Orange County Fire Authority Wants Rescued Teen Hikers To Pay Up
SANTA ANA (CBSLA.com) — The Orange County Fire Authority has decided that two teens rescued from the mountains of Trabuco Canyon are liable for costs to bring them to safety.
The rescue cost the agency an estimated $55,000 in manpower and overtime.
Authorities said the teens got lost because they admitted to taking hallucinogenic drugs before they got hopelessly lost and stranded for several days.
Attorneys for the OCFA filed a legal brief Wednesday arguing that under a victim’s rights law the agency is entitled to recover costs.
The case was filed against 19-year-old Nic Cendoya and 18-year-old friend Kyndall Jack. He is charged with possessing 497 milligrams of methamphetamine, found in the car that he drove up to the mountain before getting lost Easter Sunday night.

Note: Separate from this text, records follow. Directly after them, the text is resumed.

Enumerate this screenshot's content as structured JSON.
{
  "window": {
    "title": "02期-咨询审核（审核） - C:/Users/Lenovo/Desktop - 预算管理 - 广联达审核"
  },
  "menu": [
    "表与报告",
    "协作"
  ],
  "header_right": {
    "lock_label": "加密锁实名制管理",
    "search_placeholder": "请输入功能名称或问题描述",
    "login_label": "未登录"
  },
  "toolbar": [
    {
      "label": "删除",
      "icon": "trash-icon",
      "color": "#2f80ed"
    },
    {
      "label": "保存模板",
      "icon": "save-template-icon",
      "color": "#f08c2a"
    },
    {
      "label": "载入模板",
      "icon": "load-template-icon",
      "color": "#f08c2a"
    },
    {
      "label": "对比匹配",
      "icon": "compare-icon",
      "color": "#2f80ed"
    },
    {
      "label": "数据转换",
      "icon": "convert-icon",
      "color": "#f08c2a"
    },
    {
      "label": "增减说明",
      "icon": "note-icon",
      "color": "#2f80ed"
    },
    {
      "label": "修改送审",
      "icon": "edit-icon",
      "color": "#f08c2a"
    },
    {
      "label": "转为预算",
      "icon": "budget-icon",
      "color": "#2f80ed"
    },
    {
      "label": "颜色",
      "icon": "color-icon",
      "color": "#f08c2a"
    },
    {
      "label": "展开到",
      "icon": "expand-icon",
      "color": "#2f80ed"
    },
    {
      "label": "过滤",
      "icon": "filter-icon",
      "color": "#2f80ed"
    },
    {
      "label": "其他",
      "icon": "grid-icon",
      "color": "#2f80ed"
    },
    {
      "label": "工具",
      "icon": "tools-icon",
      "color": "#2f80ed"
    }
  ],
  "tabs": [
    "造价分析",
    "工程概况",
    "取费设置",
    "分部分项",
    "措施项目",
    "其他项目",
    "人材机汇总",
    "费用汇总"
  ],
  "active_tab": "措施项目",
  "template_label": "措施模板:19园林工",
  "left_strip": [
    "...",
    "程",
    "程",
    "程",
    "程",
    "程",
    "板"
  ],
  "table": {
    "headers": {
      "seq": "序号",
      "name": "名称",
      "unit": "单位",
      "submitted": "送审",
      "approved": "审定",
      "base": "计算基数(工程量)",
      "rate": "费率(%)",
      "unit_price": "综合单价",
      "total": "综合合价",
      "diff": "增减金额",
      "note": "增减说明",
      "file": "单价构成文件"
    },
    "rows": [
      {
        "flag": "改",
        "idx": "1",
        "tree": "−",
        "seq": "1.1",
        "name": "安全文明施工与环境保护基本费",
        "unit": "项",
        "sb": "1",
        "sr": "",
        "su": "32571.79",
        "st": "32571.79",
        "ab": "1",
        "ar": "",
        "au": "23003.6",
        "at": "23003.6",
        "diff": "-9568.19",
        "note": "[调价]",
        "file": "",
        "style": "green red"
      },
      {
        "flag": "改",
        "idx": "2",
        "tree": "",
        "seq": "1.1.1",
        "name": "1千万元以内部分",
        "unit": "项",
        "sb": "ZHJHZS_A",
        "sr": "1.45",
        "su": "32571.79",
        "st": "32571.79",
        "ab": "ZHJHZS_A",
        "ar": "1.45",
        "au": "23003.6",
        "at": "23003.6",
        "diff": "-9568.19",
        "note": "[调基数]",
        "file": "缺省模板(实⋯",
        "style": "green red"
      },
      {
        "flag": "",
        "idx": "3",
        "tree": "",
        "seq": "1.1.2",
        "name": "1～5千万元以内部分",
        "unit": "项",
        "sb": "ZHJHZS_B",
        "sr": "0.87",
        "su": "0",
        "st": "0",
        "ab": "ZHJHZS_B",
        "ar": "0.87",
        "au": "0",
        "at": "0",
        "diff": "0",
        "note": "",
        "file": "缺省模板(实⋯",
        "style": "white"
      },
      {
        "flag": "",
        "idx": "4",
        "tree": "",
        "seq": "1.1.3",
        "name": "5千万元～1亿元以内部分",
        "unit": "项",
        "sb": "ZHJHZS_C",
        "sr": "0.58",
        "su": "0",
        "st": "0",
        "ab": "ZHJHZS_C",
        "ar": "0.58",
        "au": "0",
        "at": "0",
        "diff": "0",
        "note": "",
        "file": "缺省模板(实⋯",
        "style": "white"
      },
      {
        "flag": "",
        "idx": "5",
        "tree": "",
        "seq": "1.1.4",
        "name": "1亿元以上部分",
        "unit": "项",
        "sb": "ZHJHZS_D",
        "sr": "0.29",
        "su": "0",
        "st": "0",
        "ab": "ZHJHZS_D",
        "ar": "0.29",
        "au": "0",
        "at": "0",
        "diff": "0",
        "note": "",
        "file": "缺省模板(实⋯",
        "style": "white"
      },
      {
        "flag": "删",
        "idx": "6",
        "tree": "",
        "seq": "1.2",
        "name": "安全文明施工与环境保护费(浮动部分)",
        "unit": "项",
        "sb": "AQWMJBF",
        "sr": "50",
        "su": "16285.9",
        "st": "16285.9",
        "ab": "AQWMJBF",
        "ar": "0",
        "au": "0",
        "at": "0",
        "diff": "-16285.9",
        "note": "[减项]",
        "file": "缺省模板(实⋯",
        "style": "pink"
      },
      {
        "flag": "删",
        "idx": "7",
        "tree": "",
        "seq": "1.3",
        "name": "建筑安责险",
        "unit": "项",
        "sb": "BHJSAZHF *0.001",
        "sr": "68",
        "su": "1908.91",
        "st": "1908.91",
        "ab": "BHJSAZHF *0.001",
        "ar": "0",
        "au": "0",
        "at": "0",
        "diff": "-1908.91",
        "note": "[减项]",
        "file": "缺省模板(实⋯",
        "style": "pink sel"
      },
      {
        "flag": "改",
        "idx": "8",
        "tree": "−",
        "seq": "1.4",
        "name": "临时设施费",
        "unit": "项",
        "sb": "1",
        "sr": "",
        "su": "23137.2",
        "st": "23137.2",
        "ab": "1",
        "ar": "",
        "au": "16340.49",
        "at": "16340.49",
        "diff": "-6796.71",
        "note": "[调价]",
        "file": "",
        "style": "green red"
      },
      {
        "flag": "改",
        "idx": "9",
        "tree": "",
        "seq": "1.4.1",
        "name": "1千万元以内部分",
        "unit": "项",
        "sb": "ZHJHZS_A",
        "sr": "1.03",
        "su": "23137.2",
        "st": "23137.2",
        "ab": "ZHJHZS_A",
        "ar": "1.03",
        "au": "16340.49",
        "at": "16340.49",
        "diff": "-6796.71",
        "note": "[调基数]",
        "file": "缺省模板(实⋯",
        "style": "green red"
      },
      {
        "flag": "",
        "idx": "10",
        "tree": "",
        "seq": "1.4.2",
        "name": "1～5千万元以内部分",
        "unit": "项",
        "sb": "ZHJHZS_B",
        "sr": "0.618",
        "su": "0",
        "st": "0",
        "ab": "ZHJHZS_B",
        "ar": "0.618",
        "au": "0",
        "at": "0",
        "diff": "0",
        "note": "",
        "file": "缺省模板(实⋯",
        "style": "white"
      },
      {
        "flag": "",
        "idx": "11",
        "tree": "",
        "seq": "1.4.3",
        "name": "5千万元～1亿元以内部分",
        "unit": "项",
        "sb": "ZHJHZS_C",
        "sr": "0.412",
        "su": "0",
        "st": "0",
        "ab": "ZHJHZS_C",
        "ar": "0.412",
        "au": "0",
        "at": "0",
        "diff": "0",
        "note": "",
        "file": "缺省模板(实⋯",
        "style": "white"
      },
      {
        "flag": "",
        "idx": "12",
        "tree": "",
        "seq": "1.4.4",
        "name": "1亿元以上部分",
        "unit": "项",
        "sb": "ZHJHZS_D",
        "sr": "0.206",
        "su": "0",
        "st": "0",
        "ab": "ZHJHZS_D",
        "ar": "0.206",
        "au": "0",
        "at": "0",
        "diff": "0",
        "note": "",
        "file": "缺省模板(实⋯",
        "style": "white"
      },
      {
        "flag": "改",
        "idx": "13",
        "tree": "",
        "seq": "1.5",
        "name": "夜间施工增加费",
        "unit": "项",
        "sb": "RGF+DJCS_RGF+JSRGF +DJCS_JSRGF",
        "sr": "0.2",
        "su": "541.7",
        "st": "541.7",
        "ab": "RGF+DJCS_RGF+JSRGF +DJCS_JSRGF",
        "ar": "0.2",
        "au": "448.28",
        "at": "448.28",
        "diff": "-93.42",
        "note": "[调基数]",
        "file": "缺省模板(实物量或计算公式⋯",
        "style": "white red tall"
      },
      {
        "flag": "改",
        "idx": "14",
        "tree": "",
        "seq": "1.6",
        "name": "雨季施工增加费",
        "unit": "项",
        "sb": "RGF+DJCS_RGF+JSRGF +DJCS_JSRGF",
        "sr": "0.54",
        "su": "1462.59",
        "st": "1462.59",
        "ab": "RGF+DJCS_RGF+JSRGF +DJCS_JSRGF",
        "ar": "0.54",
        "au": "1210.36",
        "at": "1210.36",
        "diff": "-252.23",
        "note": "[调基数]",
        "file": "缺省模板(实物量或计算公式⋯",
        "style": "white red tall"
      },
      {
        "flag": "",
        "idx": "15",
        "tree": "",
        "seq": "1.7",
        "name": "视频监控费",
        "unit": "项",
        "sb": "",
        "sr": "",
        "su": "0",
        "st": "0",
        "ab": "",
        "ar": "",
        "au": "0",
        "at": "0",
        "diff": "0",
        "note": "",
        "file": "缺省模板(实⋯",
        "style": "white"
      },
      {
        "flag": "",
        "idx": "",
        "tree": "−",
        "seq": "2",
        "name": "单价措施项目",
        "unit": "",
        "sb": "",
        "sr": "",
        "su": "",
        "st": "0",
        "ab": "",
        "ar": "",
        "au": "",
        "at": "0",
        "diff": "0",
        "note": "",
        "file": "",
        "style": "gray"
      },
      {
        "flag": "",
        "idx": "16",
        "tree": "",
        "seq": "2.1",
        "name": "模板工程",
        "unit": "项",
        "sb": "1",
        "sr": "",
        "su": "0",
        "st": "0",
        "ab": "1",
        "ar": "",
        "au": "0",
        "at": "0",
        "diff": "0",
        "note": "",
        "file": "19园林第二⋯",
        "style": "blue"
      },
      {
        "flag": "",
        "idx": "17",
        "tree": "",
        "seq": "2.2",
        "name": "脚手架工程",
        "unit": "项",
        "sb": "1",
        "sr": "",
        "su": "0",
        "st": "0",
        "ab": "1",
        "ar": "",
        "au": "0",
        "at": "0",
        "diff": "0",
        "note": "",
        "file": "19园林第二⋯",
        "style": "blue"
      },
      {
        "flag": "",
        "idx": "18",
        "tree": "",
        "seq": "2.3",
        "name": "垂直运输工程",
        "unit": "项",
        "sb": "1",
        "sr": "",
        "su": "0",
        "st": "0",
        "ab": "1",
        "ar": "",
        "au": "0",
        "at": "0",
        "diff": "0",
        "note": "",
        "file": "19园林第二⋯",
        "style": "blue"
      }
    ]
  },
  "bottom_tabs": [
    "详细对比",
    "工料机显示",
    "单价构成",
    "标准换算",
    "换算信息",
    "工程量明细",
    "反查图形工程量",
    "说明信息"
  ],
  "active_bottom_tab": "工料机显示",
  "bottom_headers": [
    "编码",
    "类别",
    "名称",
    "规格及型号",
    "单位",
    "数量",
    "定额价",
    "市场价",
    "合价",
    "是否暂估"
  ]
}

“We’re asking for restitution of the $55,000 we incurred in rescuing Nic Cendoya,” said OCFA Division Chief Kris Concepcion. “The reason we feel we’re entitled to it is we’re arguing OCFA is a victim under Marsy’s Law.”
The agency’s attorneys argue in the brief that the two admitted to ingesting hallucinatory drugs before and during the hike and that they experienced hallucinations while they were lost, Concepcion said.
“People have got to be careful. It is not a victimless crime as some people might think, because it caused a great deal of not just cost, but as you know, it resulted in injuries to a couple of people while they were out looking for Nic Cendoya,” Concepcion said. “If it weren’t for his criminal activity we wouldn’t be doing that.”
Nick Papageorge’s, a 20-year-old volunteer who helped in the search, is also using Marsy’s Law to seek financial compensation. Injured during the search, back surgery and a weeklong hospital stay cost about $350,000.
Papageorge says he had titanium screws put in his back after he fell about 110 feet off a cliff .
Cendoya is due to be arraigned July 12, when it is also expected the judge in the case will consider the Marsy’s Law claims.
At issue is whether Cendoya is legally required to pay restitution to either the fire authority or Papageorge.
Cendoya is eligible for a drug diversion program, and if he completes the program successfully, it would prevent Papageorge from seeking compensation, according to Deputy District Attorney Brock Zimmon.
Orange County officials estimate it cost more than $160,000 to rescue Cendoya and Jack. They cannot seek compensation because the law that would have allowed them to sue expired in 1999.
Orange County supervisors have approved a draft of a bill they want Assemblyman Don Wagner, R-Tustin, to sponsor that would again allow county officials to seek compensation for similar incidents.